## PROBLEM DETAILS
Gather from the listing below each line that includes the word "platform", and copy it.

## DATASET
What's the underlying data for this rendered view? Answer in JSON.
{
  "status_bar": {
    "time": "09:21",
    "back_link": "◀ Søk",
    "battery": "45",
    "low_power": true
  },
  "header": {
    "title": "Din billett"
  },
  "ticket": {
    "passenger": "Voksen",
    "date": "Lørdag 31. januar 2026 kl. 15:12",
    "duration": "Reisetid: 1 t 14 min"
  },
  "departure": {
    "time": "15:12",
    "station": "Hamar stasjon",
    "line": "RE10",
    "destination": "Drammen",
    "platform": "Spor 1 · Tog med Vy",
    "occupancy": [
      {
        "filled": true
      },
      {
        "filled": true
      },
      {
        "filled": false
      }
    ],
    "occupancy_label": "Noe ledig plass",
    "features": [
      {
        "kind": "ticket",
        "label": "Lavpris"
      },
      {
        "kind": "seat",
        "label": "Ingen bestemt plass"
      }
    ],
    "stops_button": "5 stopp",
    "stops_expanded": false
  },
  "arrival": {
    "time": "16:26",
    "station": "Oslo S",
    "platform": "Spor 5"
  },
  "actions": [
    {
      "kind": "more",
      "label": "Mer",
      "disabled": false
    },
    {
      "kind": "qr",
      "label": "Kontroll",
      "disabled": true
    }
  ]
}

## RESPONSE BOX
    "platform": "Spor 1 · Tog med Vy",
    "platform": "Spor 5"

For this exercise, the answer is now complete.